Re: The CBC

May 29, 2009

I acknowledge receipt and thank you for your correspondence in which you express your views and concerns regarding CBC-Radio Canada.  I have duly taken note of your correspondence and please be assured that your views and concerns have been carefully considered.

On Wednesday, March 25, 2009, CBC-Radio Canada announced that as a result of an anticipated $171 million revenue shortfall for the 2009-2010 fiscal year, it would be forced to lay-off 800 people and make significant changes to its services.  This represents about 10 per cent of CBC-Radio Canada's workforce and does away with the traditional 1/3 to 2/3 sharing arrangement between French and English networks, respectively, for federal funding. As a result of this break with tradition, French network cuts represent almost half of the total number of jobs that were lost.

The Conservative government could have taken steps to mitigate the damage, but refused to do so. The government failed CBC-Radio Canada on three significant fronts.  First, it cut CBC-Radio Canada's funding by $63 million between the 2008-09 Main Estimates and the 2009-10 Main Estimates. Second, the government refused to provide CBC-Radio Canada with bridge financing for $125 million.  Third, the government delayed providing its annual $60 million top-up to its budget until after the cuts to CBC were announced.

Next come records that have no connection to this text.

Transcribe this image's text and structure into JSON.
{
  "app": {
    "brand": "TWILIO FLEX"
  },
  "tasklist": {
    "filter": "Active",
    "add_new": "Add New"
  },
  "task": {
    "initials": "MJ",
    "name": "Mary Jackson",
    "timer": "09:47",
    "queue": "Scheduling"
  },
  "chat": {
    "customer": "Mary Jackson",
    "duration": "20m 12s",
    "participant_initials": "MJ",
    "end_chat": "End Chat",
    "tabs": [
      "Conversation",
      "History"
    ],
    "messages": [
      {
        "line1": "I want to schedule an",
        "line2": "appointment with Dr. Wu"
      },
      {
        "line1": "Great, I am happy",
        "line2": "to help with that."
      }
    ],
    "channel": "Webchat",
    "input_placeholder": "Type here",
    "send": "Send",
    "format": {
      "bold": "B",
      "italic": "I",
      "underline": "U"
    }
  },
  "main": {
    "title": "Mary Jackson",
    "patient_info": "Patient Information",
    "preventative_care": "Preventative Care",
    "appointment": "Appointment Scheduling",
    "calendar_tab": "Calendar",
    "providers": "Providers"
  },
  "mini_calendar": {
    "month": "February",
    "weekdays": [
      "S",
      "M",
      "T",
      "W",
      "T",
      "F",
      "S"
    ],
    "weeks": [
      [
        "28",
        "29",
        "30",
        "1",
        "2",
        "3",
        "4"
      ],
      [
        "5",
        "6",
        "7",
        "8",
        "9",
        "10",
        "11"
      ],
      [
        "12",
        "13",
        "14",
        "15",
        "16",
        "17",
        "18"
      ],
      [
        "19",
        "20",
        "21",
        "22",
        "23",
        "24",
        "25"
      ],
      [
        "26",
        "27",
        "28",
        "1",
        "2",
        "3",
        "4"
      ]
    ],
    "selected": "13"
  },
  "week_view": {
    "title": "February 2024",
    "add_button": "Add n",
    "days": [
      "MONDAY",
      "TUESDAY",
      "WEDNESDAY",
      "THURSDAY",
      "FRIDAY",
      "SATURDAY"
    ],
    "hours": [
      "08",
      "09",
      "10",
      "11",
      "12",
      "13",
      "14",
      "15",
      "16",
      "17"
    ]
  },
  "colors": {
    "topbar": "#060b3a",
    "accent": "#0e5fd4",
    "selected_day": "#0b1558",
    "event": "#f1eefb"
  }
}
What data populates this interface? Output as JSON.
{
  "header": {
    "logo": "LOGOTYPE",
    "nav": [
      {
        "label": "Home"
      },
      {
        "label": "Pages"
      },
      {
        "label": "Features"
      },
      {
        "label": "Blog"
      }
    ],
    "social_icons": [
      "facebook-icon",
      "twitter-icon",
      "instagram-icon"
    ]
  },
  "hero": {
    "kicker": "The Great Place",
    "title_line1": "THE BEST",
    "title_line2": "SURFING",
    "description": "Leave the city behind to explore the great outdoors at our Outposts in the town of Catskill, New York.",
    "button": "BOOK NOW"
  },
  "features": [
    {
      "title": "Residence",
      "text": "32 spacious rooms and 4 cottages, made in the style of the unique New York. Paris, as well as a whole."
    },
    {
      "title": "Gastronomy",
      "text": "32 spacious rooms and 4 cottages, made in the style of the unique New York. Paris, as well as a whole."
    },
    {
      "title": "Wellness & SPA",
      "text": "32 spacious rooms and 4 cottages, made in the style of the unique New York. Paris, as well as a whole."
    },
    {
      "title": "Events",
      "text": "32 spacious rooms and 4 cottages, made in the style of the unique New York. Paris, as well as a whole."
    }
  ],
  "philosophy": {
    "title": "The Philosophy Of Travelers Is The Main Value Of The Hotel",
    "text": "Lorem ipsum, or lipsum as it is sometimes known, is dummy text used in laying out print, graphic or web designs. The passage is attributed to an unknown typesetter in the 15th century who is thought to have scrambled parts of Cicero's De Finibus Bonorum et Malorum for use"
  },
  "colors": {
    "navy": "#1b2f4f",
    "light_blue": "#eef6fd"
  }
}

Providing a bridge loan to CBC-Radio Canada would have saved jobs and programming.  The cuts to CBC Radio-Canada did not have to be as severe as they were.  Beyond refusing its request for bridge financing, the Conservative government has cut CBC-Radio Canada's budget by $63 million for 2009-10 and has refused to commit to restoring that funding. This cut represents more than a third of CBC-Radio Canada's budget shortfall for the upcoming year.  The government deliberately withheld approval of the annual $60 million top-up for CBC Radio-Canada until after the job cuts were announced in order to force it to make difficult decisions without complete information.

Any claims by the government that they have increased funding to CBC Radio-Canada every year are false.  Both CBC-Radio Canada's annual reports and the Main Estimates make it clear that this government has cut CBC's funding since it took office.  What is even more clear is that even though 800 jobs have been lost and CBC-Radio Canada has been left twisting in the wind by the government, the Minister remains unwilling to provide any flexibility or honesty in the face of potentially deeper and more devastating cuts to come.

Destroying CBC Radio-Canada has been part of the agenda of the Prime Minister for over a decade; and it is a goal that his government supports.  Conservatives have long argued that subsidies to CBC were a waste of taxpayer dollars and that its programming should be limited to areas where it does not compete with private broadcasters. The government does not have the courage to debate the future of CBC-Radio Canada openly and honestly.  Instead, they are using the pretext of tough economic times to launch an assault on this national institution by withholding the bridge financing it needs to ride out the current economic storm.

This is why my colleague Pablo Rodriguez, Liberal Critic for Canadian Heritage and Official Languages, tabled the following motion in the House of Commons:

"That this House recognizes the indispensible role of CBC-Radio Canada in providing national, regional, and local programming including news coverage and services to linguistic minorities throughout Canada, and therefore regrets the financial hardship and substantial lay-offs that CBC-Radio Canada currently faces; and urges the Government to provide CBC-Radio Canada with the bridge financing it requires to maintain 2008 staffing and service levels."

For more information, I suggest you consult the debates on this motion that took place in the House of Commons on March 31st, by following this link:

This is a Liberal motion that received the support of all three opposition parties.  Only the Conservative Party voted against it.

I want to reassure you that the Liberal Party has the utmost respect for the national broadcaster and we will work to obtain a firm commitment from the Conservative government to ensure that CBC/Radio-Canada receives adequate government funding.

May I also add that I personally believe we must view CBC and an "instrument" of Canadian unity as well as a "catalyst" for Canadian innovation and creativity in culture.  As such I actually advocate it should receive 100% of its funding from the government and should not compete with the private broadcasters for paid advertisement!  While I haven't succeeded in convincing all my colleagues to go this far, I can assure you that my party does indeed support more federal funding for CBC.

Once again, thank you for having shared your views and concerns on this matter.


The Honourable Marlene Jennings, P.C., M.P.
Notre-Dame-de-Grâce - Lachine